Collected data entries:
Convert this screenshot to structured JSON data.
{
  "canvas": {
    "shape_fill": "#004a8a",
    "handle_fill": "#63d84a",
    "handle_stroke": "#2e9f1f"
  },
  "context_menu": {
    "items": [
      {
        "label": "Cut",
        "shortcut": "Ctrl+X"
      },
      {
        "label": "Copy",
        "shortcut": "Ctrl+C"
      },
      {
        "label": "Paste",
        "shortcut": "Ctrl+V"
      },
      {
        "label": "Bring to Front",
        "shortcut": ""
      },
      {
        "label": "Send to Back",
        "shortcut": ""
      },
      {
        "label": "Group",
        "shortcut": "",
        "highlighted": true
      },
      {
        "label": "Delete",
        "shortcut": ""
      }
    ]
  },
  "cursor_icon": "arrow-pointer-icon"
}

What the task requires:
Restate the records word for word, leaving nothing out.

Result of the task:
Convert this screenshot to structured JSON data.
{
  "canvas": {
    "shape_fill": "#004a8a",
    "handle_fill": "#63d84a",
    "handle_stroke": "#2e9f1f"
  },
  "context_menu": {
    "items": [
      {
        "label": "Cut",
        "shortcut": "Ctrl+X"
      },
      {
        "label": "Copy",
        "shortcut": "Ctrl+C"
      },
      {
        "label": "Paste",
        "shortcut": "Ctrl+V"
      },
      {
        "label": "Bring to Front",
        "shortcut": ""
      },
      {
        "label": "Send to Back",
        "shortcut": ""
      },
      {
        "label": "Group",
        "shortcut": "",
        "highlighted": true
      },
      {
        "label": "Delete",
        "shortcut": ""
      }
    ]
  },
  "cursor_icon": "arrow-pointer-icon"
}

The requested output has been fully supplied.